A heron on one leg in the snow.

Why Do Birds Stand On One Leg? (3 Biggest Reasons!)

“Why do birds stand on one leg?” you may ask. There are many reasons why they would want to do this, and in this article we will explore the three biggest ones. 

Why Do Birds Stand On One Leg?

It Helps Birds Minimize Heat Loss In Cold Climates.

One of the most important reasons for standing on one leg is to minimize heat loss in cold climates. When it’s cold outside, many birds will stand on one leg. Birds’ legs have an adaptation called “rete mirabile” that reduces heat loss.

The reté mirabile is a network of blood vessels found in birds that surrounds the legs and feet, which are used to maintain their body temperature in cold weather. Birds can conserve body heat by directing blood to the vessels close to the surface of their skin.

The small network of arteries and veins close to the surface of a bird’s leg are so close to the surface that they have the ability to regulate their body temperature by means of counter-current heat exchange.
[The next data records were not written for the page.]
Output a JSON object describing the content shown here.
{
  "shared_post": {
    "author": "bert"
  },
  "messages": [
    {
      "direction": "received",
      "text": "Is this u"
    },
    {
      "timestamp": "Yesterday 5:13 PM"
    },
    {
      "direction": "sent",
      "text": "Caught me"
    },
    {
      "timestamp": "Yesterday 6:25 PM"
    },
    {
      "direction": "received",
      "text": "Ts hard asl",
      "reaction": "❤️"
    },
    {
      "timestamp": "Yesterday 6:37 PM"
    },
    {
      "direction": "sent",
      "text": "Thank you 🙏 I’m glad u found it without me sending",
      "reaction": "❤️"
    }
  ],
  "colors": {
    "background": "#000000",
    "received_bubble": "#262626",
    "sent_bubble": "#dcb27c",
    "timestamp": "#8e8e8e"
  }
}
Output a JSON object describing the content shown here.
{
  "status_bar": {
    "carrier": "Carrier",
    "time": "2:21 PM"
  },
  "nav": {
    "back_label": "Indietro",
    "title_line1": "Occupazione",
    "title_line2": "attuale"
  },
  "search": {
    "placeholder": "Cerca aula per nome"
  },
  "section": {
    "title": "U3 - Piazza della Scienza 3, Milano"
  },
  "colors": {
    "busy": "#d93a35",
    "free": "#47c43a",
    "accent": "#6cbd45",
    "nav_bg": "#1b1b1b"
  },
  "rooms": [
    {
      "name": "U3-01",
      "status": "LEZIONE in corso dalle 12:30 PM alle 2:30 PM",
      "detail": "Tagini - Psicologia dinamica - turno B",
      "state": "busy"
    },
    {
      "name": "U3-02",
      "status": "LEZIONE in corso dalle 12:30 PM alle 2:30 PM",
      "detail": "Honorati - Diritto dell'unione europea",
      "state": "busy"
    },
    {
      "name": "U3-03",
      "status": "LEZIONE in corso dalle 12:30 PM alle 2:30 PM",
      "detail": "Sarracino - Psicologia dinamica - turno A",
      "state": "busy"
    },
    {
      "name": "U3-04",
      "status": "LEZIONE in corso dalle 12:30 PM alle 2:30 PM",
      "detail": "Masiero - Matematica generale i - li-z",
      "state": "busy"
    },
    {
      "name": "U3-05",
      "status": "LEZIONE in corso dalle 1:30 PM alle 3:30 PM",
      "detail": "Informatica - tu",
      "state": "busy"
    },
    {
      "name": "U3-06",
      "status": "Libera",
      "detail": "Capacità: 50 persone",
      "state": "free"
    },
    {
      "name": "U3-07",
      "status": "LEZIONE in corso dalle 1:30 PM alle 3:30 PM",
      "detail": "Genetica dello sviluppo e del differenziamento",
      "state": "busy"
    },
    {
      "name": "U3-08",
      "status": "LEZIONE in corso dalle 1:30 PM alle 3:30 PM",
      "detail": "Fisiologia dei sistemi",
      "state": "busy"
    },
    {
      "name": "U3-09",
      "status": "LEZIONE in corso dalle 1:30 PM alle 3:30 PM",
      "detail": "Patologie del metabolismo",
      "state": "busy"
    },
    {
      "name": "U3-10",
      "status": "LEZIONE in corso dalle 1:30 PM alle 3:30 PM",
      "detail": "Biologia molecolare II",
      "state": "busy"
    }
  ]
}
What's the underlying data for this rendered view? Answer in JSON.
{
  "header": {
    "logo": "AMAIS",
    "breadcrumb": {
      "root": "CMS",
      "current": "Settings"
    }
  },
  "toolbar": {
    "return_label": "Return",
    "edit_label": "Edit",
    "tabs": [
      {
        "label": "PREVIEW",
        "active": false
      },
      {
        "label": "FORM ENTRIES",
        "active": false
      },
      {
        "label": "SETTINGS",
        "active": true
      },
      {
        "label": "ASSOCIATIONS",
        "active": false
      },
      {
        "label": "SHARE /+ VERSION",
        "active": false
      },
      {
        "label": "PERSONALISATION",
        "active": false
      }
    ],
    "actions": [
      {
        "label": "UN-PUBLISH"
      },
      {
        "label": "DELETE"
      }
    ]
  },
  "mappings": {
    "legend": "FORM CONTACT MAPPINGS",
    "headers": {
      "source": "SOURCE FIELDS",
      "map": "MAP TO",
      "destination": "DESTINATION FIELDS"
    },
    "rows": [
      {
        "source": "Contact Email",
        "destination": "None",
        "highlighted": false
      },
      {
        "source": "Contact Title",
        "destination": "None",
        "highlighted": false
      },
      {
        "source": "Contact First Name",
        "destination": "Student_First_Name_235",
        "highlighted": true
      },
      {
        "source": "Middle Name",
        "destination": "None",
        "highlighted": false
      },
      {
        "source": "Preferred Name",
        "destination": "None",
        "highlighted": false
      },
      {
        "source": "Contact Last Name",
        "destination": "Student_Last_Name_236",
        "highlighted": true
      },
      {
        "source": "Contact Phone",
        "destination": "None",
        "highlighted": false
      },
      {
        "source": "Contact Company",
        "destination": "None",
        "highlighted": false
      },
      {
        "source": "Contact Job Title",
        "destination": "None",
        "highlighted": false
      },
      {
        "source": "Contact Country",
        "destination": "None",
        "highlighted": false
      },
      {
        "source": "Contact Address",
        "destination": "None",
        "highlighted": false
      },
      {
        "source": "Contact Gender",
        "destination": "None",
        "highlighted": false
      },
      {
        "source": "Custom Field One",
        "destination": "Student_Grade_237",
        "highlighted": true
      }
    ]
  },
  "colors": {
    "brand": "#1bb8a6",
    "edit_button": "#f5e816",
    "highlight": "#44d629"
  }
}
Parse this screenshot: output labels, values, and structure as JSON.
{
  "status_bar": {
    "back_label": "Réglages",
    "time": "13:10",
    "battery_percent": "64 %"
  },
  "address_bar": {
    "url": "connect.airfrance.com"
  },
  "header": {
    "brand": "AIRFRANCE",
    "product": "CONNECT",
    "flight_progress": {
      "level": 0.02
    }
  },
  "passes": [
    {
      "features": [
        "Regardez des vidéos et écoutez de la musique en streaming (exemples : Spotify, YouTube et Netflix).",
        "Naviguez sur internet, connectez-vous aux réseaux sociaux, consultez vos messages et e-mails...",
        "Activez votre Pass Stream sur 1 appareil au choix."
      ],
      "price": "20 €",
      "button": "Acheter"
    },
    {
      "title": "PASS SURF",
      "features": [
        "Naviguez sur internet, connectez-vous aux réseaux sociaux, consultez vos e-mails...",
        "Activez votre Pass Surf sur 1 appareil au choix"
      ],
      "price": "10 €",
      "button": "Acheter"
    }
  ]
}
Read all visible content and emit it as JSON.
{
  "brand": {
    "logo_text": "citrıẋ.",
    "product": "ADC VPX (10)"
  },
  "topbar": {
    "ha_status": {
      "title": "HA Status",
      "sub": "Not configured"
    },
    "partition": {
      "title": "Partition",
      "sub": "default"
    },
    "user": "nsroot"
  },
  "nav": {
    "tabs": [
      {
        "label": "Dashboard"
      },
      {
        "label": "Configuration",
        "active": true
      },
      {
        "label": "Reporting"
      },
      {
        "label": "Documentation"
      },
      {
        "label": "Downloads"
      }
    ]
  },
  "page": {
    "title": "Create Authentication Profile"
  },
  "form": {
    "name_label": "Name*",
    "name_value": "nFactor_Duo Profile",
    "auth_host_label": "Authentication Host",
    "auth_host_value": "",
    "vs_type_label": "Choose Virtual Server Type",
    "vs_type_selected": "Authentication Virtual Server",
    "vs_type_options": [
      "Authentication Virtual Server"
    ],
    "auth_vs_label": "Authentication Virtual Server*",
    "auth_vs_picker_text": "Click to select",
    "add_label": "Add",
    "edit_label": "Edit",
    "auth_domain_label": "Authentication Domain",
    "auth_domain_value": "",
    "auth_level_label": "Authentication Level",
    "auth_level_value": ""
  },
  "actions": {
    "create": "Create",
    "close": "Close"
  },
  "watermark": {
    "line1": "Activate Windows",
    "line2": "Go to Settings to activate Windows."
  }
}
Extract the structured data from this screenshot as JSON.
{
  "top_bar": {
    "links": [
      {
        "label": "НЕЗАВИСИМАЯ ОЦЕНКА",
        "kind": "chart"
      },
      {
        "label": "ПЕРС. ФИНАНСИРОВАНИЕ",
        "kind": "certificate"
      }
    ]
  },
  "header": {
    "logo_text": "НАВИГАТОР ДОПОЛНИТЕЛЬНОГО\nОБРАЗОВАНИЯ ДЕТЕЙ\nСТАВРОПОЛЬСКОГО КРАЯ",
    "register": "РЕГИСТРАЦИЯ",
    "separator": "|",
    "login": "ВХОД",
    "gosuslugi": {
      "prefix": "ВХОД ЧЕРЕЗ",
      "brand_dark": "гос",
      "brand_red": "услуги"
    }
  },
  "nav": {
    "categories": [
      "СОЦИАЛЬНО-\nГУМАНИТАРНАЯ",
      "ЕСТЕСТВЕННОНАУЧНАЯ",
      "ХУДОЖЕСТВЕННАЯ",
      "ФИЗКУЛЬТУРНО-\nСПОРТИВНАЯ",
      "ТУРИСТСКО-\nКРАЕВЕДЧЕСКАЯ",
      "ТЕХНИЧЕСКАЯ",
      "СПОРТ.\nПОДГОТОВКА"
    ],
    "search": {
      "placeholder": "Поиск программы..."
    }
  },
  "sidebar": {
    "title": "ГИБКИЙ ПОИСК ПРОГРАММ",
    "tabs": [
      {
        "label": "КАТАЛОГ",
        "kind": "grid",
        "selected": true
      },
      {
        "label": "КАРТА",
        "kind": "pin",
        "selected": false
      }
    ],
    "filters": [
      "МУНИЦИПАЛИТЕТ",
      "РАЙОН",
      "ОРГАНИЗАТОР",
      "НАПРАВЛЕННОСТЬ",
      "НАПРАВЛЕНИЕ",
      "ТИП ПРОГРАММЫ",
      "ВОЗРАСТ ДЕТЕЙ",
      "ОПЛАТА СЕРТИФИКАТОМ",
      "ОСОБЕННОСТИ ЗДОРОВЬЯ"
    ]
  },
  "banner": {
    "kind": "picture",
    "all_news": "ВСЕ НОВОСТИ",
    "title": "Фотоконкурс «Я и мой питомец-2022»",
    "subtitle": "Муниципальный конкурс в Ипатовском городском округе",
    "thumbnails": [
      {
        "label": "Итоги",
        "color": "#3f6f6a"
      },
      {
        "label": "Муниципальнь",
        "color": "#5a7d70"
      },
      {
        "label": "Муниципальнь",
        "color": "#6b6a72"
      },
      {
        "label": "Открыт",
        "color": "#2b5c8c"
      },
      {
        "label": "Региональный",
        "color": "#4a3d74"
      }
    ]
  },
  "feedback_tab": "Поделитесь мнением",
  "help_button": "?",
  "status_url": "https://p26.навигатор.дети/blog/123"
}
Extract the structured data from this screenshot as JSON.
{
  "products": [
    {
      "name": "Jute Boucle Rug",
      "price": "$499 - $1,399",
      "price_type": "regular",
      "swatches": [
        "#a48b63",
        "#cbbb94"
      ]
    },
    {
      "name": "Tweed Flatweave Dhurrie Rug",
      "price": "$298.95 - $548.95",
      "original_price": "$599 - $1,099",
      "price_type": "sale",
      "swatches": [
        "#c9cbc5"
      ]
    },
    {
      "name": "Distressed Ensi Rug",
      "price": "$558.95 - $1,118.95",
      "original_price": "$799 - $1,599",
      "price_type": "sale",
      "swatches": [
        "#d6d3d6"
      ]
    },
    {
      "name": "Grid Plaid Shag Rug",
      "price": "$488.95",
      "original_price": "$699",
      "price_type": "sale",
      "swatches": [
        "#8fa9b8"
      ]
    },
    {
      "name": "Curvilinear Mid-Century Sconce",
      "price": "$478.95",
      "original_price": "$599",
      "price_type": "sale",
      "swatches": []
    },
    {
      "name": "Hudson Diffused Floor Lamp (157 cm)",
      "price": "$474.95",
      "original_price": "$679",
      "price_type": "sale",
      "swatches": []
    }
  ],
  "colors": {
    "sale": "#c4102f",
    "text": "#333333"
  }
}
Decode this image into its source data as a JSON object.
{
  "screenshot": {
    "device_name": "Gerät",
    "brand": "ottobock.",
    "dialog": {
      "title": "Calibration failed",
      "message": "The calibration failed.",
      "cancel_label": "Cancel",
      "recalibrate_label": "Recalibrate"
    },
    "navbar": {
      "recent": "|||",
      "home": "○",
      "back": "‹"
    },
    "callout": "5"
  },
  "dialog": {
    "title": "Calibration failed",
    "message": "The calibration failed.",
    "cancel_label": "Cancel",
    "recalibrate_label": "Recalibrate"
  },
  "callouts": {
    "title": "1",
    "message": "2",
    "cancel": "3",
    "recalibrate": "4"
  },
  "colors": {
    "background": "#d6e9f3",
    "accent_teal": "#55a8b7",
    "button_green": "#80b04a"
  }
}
This reduces the amount of heat lost through their unfeathered limbs by half, a strategy that helps them keep warm in winter.

This also reduces muscle fatigue because it lowers overall activity levels, so they can stay still for longer periods without getting tired out.

Birds Stand on One Leg to Avoid Muscle Fatigue.

Birds stand on one leg because it is the most energy efficient way for them to stay upright. When they are standing on both legs, they need more energy to balance themselves.

They would have to constantly expend energy while also using up a lot of their calories, which would make them tired and cause them muscle fatigue. It also helps them conserve their strength so that they can use all of their energy in flight.

Unihemispheric Slow-wave Sleep.

Birds are some of the most fascinating creatures on Earth. They have many remarkable qualities that make them unique from other animals. One thing that makes birds so interesting is their ability to sleep, but not like humans do.

Sleep is a vital part of our daily lives. It’s the time when we do not have to be conscious and can recover from all that has happened during the day.

Scientists have studied how sleep works in some animals, such as birds. The information below was collected by studying chickens and ducks for three weeks.

In the experiment, researchers monitored ducks and chickens for three weeks. They discovered that when these birds stand on one leg, their brain will shut down into what is called unihemispheric slow-wave sleep.

Unihemispheric slow-wave sleep happens when a bird’s dominant hemisphere shuts off, so the other side of the brain can have a chance to process all the information it received from being awake earlier in the day or night

A bird’s brain consists of two hemispheres. The left hemisphere controls motor functions and speech, while the right hemisphere regulates vision and spatial awareness.

When a bird sleeps standing up, it does so by resting its head on its chest, which allows for both sides of the brain to have time to process information separately because the side being rested is shut off from sensory input.

Related Post: 16 Birds That Stand On One Leg (with Photos, ID & Info)